[Start of section]

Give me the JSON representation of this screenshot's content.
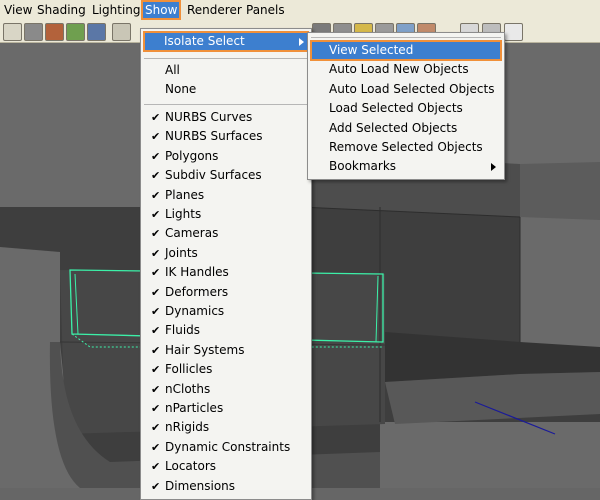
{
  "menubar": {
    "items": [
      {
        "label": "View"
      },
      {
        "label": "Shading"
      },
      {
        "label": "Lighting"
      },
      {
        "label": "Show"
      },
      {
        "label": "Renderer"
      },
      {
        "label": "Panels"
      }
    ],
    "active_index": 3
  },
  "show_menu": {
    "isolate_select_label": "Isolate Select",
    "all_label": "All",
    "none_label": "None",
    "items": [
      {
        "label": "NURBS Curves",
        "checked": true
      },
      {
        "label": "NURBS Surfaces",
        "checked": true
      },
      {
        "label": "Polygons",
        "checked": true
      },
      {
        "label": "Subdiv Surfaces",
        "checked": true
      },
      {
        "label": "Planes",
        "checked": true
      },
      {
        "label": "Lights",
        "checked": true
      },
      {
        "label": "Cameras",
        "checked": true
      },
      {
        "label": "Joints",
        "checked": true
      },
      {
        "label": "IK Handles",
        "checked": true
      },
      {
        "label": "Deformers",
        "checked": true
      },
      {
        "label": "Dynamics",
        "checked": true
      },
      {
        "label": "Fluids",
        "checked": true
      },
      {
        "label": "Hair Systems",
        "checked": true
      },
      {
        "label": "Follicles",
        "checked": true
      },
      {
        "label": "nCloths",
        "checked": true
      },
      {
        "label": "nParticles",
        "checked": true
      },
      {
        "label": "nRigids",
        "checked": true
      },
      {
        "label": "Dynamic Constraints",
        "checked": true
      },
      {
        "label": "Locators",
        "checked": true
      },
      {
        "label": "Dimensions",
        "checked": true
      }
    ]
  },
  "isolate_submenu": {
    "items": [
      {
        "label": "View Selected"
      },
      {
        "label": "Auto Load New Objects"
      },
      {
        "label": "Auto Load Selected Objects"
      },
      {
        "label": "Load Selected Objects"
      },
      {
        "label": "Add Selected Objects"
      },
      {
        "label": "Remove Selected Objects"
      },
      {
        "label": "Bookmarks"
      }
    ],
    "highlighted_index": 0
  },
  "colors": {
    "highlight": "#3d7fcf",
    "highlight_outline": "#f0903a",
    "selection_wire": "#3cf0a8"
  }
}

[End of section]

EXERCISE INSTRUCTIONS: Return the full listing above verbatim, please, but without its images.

EXERCISE RESULT:
Give me the JSON representation of this screenshot's content.
{
  "menubar": {
    "items": [
      {
        "label": "View"
      },
      {
        "label": "Shading"
      },
      {
        "label": "Lighting"
      },
      {
        "label": "Show"
      },
      {
        "label": "Renderer"
      },
      {
        "label": "Panels"
      }
    ],
    "active_index": 3
  },
  "show_menu": {
    "isolate_select_label": "Isolate Select",
    "all_label": "All",
    "none_label": "None",
    "items": [
      {
        "label": "NURBS Curves",
        "checked": true
      },
      {
        "label": "NURBS Surfaces",
        "checked": true
      },
      {
        "label": "Polygons",
        "checked": true
      },
      {
        "label": "Subdiv Surfaces",
        "checked": true
      },
      {
        "label": "Planes",
        "checked": true
      },
      {
        "label": "Lights",
        "checked": true
      },
      {
        "label": "Cameras",
        "checked": true
      },
      {
        "label": "Joints",
        "checked": true
      },
      {
        "label": "IK Handles",
        "checked": true
      },
      {
        "label": "Deformers",
        "checked": true
      },
      {
        "label": "Dynamics",
        "checked": true
      },
      {
        "label": "Fluids",
        "checked": true
      },
      {
        "label": "Hair Systems",
        "checked": true
      },
      {
        "label": "Follicles",
        "checked": true
      },
      {
        "label": "nCloths",
        "checked": true
      },
      {
        "label": "nParticles",
        "checked": true
      },
      {
        "label": "nRigids",
        "checked": true
      },
      {
        "label": "Dynamic Constraints",
        "checked": true
      },
      {
        "label": "Locators",
        "checked": true
      },
      {
        "label": "Dimensions",
        "checked": true
      }
    ]
  },
  "isolate_submenu": {
    "items": [
      {
        "label": "View Selected"
      },
      {
        "label": "Auto Load New Objects"
      },
      {
        "label": "Auto Load Selected Objects"
      },
      {
        "label": "Load Selected Objects"
      },
      {
        "label": "Add Selected Objects"
      },
      {
        "label": "Remove Selected Objects"
      },
      {
        "label": "Bookmarks"
      }
    ],
    "highlighted_index": 0
  },
  "colors": {
    "highlight": "#3d7fcf",
    "highlight_outline": "#f0903a",
    "selection_wire": "#3cf0a8"
  }
}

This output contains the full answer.